Data from the 2012 fiscal year shows that there may be some relationship between the reduced budget for the Internal Revenue Service and the percentage of tax returns that are audited each year. Between the 2010 and 2012 fiscal years, the IRS suffered from a three percent reduction in its budget. This in turn lead to workforce reductions, sending 8,000 full-time employees packing. Out of those 8,000, about 5,000 were auditors. Given those numbers, it is not a big surprise that the IRS collected 13 percent less revenue through audits in 2012.
During this period, corporations and other types of businesses experienced an increase in scrutiny from the IRS, while individuals were audited at a lower rate. While the reason for this is unclear, it may be because corporate audits bring in more revenue
During the 2012 fiscal year, the IRS audited only one in 97 individual returns, a decrease from the previous years. There was also a decrease in the proportion of estate tax returns that were audited in 2012. At the same time, businesses like corporations and partnerships were undergoing more audits, for example there was a 33 percent increase in audits for S corporations in 2012.
So what does this mean for the average California taxpayer? Well, it means that for individual returns there is a lower likelihood of undergoing an audit.
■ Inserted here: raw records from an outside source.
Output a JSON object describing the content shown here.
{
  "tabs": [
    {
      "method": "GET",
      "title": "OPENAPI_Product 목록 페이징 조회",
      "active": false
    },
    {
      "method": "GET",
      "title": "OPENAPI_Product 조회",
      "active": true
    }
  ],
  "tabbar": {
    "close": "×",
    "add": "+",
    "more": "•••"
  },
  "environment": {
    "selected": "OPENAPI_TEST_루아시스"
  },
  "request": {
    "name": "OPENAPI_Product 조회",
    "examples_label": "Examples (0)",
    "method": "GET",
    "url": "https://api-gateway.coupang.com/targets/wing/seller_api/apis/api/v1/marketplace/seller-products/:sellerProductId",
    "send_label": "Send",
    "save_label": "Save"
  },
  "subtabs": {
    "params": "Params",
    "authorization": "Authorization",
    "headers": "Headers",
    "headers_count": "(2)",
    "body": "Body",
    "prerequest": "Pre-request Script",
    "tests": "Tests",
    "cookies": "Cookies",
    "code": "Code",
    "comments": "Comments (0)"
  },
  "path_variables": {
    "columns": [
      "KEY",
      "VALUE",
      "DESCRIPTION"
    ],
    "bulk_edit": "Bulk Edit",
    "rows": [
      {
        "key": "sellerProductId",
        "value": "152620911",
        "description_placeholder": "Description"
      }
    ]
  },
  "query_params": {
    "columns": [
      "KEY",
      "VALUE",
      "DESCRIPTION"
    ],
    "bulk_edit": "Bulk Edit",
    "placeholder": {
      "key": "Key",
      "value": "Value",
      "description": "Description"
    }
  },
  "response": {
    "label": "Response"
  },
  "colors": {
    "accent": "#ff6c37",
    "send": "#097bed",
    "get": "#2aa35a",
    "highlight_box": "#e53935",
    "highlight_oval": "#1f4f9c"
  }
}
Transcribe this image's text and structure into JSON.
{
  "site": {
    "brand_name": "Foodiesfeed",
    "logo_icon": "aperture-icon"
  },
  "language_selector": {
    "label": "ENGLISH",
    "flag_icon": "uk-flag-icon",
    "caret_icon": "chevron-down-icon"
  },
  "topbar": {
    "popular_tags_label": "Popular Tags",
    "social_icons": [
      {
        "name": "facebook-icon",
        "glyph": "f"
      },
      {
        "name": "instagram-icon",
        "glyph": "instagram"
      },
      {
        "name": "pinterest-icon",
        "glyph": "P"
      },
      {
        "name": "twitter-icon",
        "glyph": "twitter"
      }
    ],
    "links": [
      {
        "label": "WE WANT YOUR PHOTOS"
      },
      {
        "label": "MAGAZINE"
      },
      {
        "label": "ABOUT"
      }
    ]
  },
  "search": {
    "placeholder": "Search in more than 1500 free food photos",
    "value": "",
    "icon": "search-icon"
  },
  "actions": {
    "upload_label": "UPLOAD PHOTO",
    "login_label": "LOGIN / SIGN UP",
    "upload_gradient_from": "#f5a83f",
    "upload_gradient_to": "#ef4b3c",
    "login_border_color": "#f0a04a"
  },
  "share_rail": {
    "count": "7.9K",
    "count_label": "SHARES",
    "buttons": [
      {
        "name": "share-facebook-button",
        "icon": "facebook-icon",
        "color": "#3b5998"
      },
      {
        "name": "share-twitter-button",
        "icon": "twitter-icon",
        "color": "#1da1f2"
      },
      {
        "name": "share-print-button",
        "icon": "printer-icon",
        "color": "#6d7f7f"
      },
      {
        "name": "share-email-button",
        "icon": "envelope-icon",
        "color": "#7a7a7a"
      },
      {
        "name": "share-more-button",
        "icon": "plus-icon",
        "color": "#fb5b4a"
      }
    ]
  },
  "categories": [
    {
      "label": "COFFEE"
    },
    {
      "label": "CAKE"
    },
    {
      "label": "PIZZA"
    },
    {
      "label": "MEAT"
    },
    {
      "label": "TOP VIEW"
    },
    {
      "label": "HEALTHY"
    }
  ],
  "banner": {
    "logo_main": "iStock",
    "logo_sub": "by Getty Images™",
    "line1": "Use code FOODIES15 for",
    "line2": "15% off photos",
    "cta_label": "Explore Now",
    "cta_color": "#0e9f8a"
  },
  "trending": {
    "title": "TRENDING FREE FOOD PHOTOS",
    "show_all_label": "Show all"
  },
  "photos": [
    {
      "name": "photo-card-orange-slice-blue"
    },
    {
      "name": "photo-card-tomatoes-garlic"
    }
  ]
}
However, the number from 2012 was still one in 97, which is still fairly high odds. This means it is important to be thorough and complete on an income tax return and to make sure that there are no errors. If there are errors that trigger an audit, California taxpayers should know their rights when it comes to dealing with the IRS.
Source: Bloomberg Businessweek, “The IRS Hasn’t Been Going After as Many Taxpayers as Before. Why?” Kristen Hinman, Sept. 18, 2013